Requirement ▸
Copy each line in the data that includes the word "einbetten".

Record excerpts ▸
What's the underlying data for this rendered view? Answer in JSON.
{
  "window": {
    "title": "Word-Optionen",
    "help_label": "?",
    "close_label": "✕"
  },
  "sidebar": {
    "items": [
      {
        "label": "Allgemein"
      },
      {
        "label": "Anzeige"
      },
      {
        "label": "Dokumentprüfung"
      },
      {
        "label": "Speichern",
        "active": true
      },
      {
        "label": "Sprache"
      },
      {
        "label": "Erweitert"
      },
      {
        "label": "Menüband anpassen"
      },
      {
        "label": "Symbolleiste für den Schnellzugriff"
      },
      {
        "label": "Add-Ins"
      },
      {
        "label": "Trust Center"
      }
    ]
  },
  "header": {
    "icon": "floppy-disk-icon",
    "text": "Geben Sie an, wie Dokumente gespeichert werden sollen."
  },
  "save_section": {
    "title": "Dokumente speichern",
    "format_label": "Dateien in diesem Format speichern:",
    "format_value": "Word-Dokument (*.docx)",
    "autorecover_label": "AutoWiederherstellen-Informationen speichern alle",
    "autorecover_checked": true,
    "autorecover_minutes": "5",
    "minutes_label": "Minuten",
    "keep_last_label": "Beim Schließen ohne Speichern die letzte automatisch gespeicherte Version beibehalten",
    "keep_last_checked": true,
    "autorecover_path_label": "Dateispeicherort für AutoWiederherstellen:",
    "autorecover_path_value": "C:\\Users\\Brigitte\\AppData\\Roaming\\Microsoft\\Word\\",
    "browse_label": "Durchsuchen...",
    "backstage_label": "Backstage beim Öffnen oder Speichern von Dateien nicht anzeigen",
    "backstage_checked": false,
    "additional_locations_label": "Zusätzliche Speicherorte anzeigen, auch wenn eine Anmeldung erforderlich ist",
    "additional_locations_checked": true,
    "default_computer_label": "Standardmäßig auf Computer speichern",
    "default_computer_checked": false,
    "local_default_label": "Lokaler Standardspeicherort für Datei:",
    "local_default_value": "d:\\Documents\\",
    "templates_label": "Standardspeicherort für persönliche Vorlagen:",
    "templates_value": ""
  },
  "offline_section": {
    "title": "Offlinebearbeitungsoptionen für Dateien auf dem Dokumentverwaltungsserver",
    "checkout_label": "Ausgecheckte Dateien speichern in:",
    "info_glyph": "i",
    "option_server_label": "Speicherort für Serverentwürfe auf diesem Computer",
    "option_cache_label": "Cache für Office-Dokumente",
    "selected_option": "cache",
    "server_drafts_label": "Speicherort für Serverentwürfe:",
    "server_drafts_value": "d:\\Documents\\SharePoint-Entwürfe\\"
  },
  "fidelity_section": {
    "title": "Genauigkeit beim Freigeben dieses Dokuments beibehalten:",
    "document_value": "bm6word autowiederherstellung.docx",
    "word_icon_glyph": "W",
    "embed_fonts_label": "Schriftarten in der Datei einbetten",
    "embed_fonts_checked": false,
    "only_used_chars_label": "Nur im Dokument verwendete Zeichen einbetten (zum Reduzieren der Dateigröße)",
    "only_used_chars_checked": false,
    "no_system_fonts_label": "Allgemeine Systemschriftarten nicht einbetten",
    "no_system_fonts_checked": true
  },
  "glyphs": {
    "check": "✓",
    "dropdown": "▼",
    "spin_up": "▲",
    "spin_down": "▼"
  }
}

Solved exercise ▸
    "embed_fonts_label": "Schriftarten in der Datei einbetten",
    "only_used_chars_label": "Nur im Dokument verwendete Zeichen einbetten (zum Reduzieren der Dateigröße)",
    "no_system_fonts_label": "Allgemeine Systemschriftarten nicht einbetten",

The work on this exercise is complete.